"Really? You're gonna let me change gears?" he asked. "But I
don't know how."
"I'll tell you which gear and when. Maybe I'll let you steer a
little, too, If you want."
His face told me that I was now more than his older brother. I
was Santa Claus, and perhaps superhuman. Then his nervousness overtook him, as
it always did. "But what if we get in an accident?" he said.
"Jesus, would you relax? We won't get in an accident. I'll be in
control. I'm trying to offer you some fun here. Don't be such a suck."
"I'm not being a suck. I just don't wanna get in trouble."
"That's why you're a suck. We're supposed to get in trouble
sometimes. I'm your big brother. I'm supposed to teach you this kind of stuff.

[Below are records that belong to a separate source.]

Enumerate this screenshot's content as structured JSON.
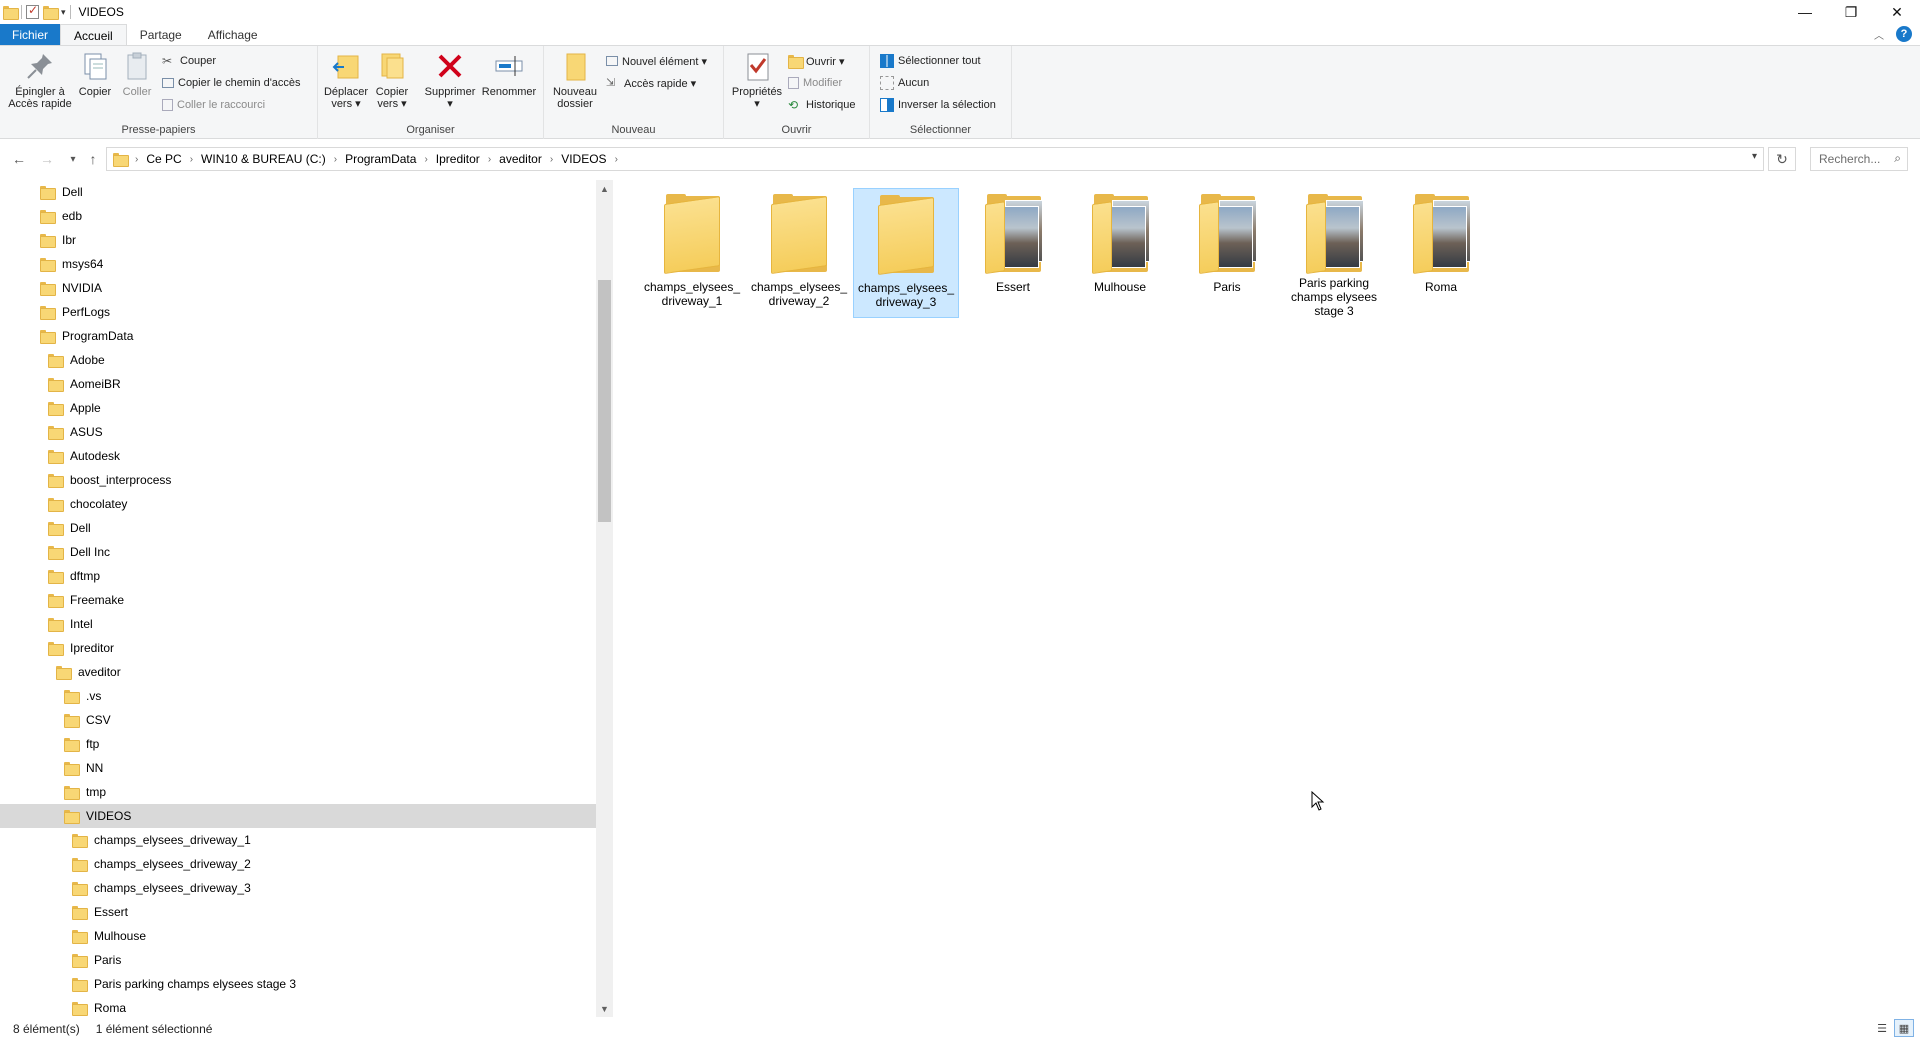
{
  "window": {
    "title": "VIDEOS",
    "controls": {
      "minimize": "—",
      "maximize": "❐",
      "close": "✕"
    }
  },
  "ribbon_tabs": [
    {
      "label": "Fichier"
    },
    {
      "label": "Accueil"
    },
    {
      "label": "Partage"
    },
    {
      "label": "Affichage"
    }
  ],
  "ribbon": {
    "presse_papiers": {
      "name": "Presse-papiers",
      "pin_l1": "Épingler à",
      "pin_l2": "Accès rapide",
      "copy": "Copier",
      "paste": "Coller",
      "cut": "Couper",
      "copy_path": "Copier le chemin d'accès",
      "paste_shortcut": "Coller le raccourci"
    },
    "organiser": {
      "name": "Organiser",
      "move_l1": "Déplacer",
      "move_l2": "vers ▾",
      "copyto_l1": "Copier",
      "copyto_l2": "vers ▾",
      "delete": "Supprimer",
      "delete_caret": "▾",
      "rename": "Renommer"
    },
    "nouveau": {
      "name": "Nouveau",
      "new_folder_l1": "Nouveau",
      "new_folder_l2": "dossier",
      "new_item": "Nouvel élément ▾",
      "easy_access": "Accès rapide ▾"
    },
    "ouvrir": {
      "name": "Ouvrir",
      "properties": "Propriétés",
      "properties_caret": "▾",
      "open": "Ouvrir ▾",
      "edit": "Modifier",
      "history": "Historique"
    },
    "selectionner": {
      "name": "Sélectionner",
      "select_all": "Sélectionner tout",
      "select_none": "Aucun",
      "invert": "Inverser la sélection"
    }
  },
  "address": {
    "crumbs": [
      "Ce PC",
      "WIN10 & BUREAU (C:)",
      "ProgramData",
      "Ipreditor",
      "aveditor",
      "VIDEOS"
    ],
    "search_placeholder": "Recherch..."
  },
  "tree": [
    {
      "label": "Dell",
      "indent": 0
    },
    {
      "label": "edb",
      "indent": 0
    },
    {
      "label": "Ibr",
      "indent": 0
    },
    {
      "label": "msys64",
      "indent": 0
    },
    {
      "label": "NVIDIA",
      "indent": 0
    },
    {
      "label": "PerfLogs",
      "indent": 0
    },
    {
      "label": "ProgramData",
      "indent": 0
    },
    {
      "label": "Adobe",
      "indent": 1
    },
    {
      "label": "AomeiBR",
      "indent": 1
    },
    {
      "label": "Apple",
      "indent": 1
    },
    {
      "label": "ASUS",
      "indent": 1
    },
    {
      "label": "Autodesk",
      "indent": 1
    },
    {
      "label": "boost_interprocess",
      "indent": 1
    },
    {
      "label": "chocolatey",
      "indent": 1
    },
    {
      "label": "Dell",
      "indent": 1
    },
    {
      "label": "Dell Inc",
      "indent": 1
    },
    {
      "label": "dftmp",
      "indent": 1
    },
    {
      "label": "Freemake",
      "indent": 1
    },
    {
      "label": "Intel",
      "indent": 1
    },
    {
      "label": "Ipreditor",
      "indent": 1
    },
    {
      "label": "aveditor",
      "indent": 2
    },
    {
      "label": ".vs",
      "indent": 3
    },
    {
      "label": "CSV",
      "indent": 3
    },
    {
      "label": "ftp",
      "indent": 3
    },
    {
      "label": "NN",
      "indent": 3
    },
    {
      "label": "tmp",
      "indent": 3
    },
    {
      "label": "VIDEOS",
      "indent": 3,
      "selected": true
    },
    {
      "label": "champs_elysees_driveway_1",
      "indent": 4
    },
    {
      "label": "champs_elysees_driveway_2",
      "indent": 4
    },
    {
      "label": "champs_elysees_driveway_3",
      "indent": 4
    },
    {
      "label": "Essert",
      "indent": 4
    },
    {
      "label": "Mulhouse",
      "indent": 4
    },
    {
      "label": "Paris",
      "indent": 4
    },
    {
      "label": "Paris parking champs elysees stage 3",
      "indent": 4
    },
    {
      "label": "Roma",
      "indent": 4
    }
  ],
  "files": [
    {
      "l1": "champs_elysees_",
      "l2": "driveway_1",
      "l3": "",
      "thumb": false,
      "selected": false
    },
    {
      "l1": "champs_elysees_",
      "l2": "driveway_2",
      "l3": "",
      "thumb": false,
      "selected": false
    },
    {
      "l1": "champs_elysees_",
      "l2": "driveway_3",
      "l3": "",
      "thumb": false,
      "selected": true
    },
    {
      "l1": "Essert",
      "l2": "",
      "l3": "",
      "thumb": true,
      "selected": false
    },
    {
      "l1": "Mulhouse",
      "l2": "",
      "l3": "",
      "thumb": true,
      "selected": false
    },
    {
      "l1": "Paris",
      "l2": "",
      "l3": "",
      "thumb": true,
      "selected": false
    },
    {
      "l1": "Paris parking",
      "l2": "champs elysees",
      "l3": "stage 3",
      "thumb": true,
      "selected": false
    },
    {
      "l1": "Roma",
      "l2": "",
      "l3": "",
      "thumb": true,
      "selected": false
    }
  ],
  "status": {
    "count": "8 élément(s)",
    "selection": "1 élément sélectionné"
  },
  "colors": {
    "accent": "#1979ca",
    "selection": "#cce8ff",
    "folder": "#f8d775"
  }
}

Relax, for chrissake."
With Dad's car I'd tried to become the older brother I'd always
wanted, the one who taught his kid brother how to smoke, light a bottle rocket,
and drive a stick-shift. Sharing the car with Rory quickly built that kind of
trust and friendship between us. We started to become real brothers there.
After that, Rory always wanted a lift somewhere. This time, when
he asked at dinner for a ride, my mother informed him that the Rock King would
be on foot for a while.
"Who's the Rock King?" Rory asked.
My father pointed his fork at me but didn't explain my new
Rory found it hilarious. "Ryan is the Rock King," he sang, "king
of the rocks, the one who rocks out on top!" He wanked on an air guitar,
repeating my new name, and made pouty, guitar-solo faces.
A Man Called Intrepid author dies aged 89(Dec 03 2013) William Stevenson, a journalist and author who drew on his close ties with intelligence sources to write two best-selling books in the 1970s, A Man Called...